Four: Nothing is Black and White. It is easy to think that the world comes in two parts: black and white, good and bad. But it is never that simple. In my lobbying practice, I have encountered many for-profit developers trying to do the right thing, and many non-profits not following the rules. When I challenge my USC students to think critically about issues facing the United States, the reality is that oftentimes good actors unintentionally cause harm, just as bad actors sometimes lead us to great long-term results. When you start to see the nuance in the world, things become far clearer.
Five: Failure is what you make of it. I once worked for a law firm for less than a year and my experience there was, in every way, a complete career disaster. Except that, when I look back, it wasn’t. It enabled me to do a number of things for my family that seemed unreachable at the time. It also provided me the contact that allowed me to start my teaching career at USC, which had always been a dream of mine. I also discovered yoga and Harry Potter as stress management tools. So today I have a stronger family, a teaching career, yoga, and a love for fiction that I never had before and might have never found as a result of that job. Does that sound like failure?
We are very blessed that some of the biggest names in Business, VC funding, Sports, and Entertainment read this column.

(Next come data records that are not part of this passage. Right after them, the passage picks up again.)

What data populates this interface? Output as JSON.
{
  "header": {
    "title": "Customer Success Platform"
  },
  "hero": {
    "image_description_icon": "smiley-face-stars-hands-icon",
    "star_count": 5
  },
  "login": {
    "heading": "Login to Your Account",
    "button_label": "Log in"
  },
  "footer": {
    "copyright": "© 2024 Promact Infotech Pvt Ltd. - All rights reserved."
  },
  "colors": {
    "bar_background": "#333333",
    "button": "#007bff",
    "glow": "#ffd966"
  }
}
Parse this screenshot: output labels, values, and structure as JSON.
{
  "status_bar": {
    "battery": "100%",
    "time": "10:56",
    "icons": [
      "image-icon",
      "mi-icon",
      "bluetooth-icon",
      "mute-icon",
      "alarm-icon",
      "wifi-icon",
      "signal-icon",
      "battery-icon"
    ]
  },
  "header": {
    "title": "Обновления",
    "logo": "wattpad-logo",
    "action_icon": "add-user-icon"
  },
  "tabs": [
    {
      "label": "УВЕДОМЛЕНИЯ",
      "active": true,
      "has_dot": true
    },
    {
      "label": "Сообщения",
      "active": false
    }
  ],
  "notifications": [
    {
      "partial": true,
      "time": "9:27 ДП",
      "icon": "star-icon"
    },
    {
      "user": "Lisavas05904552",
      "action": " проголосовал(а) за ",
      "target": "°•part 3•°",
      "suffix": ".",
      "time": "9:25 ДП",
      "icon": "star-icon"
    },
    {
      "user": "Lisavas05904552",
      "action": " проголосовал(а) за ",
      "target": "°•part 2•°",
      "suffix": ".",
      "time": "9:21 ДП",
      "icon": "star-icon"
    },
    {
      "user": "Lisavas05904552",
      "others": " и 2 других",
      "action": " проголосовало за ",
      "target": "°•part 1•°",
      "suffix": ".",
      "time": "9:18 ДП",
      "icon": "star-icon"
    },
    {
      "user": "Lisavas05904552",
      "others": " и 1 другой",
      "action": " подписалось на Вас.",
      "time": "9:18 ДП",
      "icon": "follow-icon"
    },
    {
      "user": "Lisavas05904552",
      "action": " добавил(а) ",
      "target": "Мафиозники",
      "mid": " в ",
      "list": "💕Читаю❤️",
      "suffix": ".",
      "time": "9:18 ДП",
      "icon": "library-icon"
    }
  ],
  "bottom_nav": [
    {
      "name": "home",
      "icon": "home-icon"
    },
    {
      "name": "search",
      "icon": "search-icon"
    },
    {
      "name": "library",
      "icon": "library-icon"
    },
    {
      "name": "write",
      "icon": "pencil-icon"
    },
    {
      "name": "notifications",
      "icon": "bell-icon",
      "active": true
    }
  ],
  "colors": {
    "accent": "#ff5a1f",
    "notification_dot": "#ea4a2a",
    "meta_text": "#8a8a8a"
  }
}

Is there a person in the world, or in the US whom you would love to have a private breakfast or lunch with, and why? He or she might see this. 🙂
Ohhh…this one is exciting. I’d love to meet Justice Sonia Sotomayor or Oprah Winfrey or Tina Fey, so please, honorable ladies, please please give me a call! Why? Look at how they have changed the world living in their zone of genius! It’s really amazing. In all seriousness, though, I just love meeting people and learning about them and helping them focus on how to live their best lives either in or outside of the law. My job is the coolest, and I learn so much from everyone I meet.